Effective from January 1, 2017, all requests for recognition of foreign university education addressed to Charles University shall be submitted to the following address only:
Rectorate of Charles University
Ovocný trh 5/560
116 36 Praha
As of 1st September 2016, a fee of 3 000 CZK will be charged for each request for recognition. More information here
Under Czech law, students who have obtained their Bachelors (or Masters) degree abroad are required to obtain an official document to say that their degree is recognised in the Czech Republic before they can register for a degree programme at a Czech university. Officially, this document is called "Osvedceni o rozhodnuti o uznani rovnocenosti diplomu ziskaneho na zahranicni vysoke skole". Conversationally, however, almost everybody calls it "nostrifikace/nostrification"(degree recognition).
In common with many other countries, the Czech Republic has signed a number of international agreements regarding the mutual recognition of academic titles, and the specific conditions that apply to any particular diploma will depend to some extent on the specific agreement that has been signed with the country concerned. In general, however, the student must find a Czech university which teaches the same (or an equivalent) subject to the one they studied. They then apply to the relevant Czech university for recognition of their diploma.
Applications for nostrification should be made in the first instance to a Czech Faculty (or School) which has an equivalent degree program, and they must contain the following:
- A formal application form (below), including the student's current contact information, in which the student asks for his/her diploma to be recognised
- A notarized copy of the student's foreign diploma
- A notarized copy of an official transcript of records from the whole of the student's earlier university studies
- Sworn Czech translations of both documents (an official translation is not required if the original documents are in English or bilingual where at least one of the languages is English)
- A document proving the authenticity of the diploma (most commonly an apostille or legalization) may also be required.
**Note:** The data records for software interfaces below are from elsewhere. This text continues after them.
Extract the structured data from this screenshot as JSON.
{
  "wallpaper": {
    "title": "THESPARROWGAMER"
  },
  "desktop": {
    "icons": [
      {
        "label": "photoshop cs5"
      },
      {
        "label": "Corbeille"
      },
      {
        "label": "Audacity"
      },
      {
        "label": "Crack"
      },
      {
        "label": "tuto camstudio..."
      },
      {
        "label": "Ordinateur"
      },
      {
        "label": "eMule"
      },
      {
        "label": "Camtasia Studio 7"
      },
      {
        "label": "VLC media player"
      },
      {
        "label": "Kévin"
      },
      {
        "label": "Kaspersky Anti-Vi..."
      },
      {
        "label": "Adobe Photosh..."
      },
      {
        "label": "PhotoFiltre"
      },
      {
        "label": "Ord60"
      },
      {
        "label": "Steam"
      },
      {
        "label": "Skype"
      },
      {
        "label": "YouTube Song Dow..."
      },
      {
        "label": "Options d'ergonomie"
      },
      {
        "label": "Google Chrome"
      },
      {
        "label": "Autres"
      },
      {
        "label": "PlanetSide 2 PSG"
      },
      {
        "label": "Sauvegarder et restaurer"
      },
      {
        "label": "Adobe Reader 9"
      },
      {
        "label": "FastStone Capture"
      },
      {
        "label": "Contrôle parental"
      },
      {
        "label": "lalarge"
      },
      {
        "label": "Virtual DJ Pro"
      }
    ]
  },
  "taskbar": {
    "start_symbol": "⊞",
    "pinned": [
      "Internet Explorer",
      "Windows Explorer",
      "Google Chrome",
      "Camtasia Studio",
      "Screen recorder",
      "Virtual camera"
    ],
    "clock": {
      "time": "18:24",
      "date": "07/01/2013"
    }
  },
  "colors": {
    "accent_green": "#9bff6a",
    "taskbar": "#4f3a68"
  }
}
For further information see the Specific Legal Framework and Procedures in the Czech Republic
Any and all of the documents submitted will NOT be returned.
After it receives the student's application, the Faculty assesses his/her documents and it makes a recommendation to the Rectorate. A final decision on whether or not to issue nostrification is then made by the Rector.
"Nostrifikace" of the student's earlier studies does not have to be carried out by the same Faculty (or even the same University) as the one where the student now wishes to study. What is important is that the Faculty in question has a degree programme equivalent to the one that the student studied abroad. (At the Faculty of Social Sciences, for example, we could consider certifying the equivalence of a Bachelors degree in Economics or Political Science or Sociology, but not in Anthropology or Medicine or Philosophy.)
It is also important that the Faculty in question has the same kind of degree program as the one that the student has previously studied (i.e. it is not possible to seek recognition for a Bachelors degree from a university which does not offer Bachelors degree programs at all). Information about the programs offered by individual faculties and universities are available on their web pages.
"Nostrifikace" is needed only by students who wish to register at a Czech university for a degree programme. It is not needed by visiting students, and even in the case of degree applicants, it does not have to be ready at the time the student makes their initial application. The point at which it becomes essential is registration (usually September of the first year of study) since the Faculty is not permitted to register degree students without it. We, therefore, recommend all degree applicants to start working on their nostrification at the same time that they apply for admission to our degree programmes.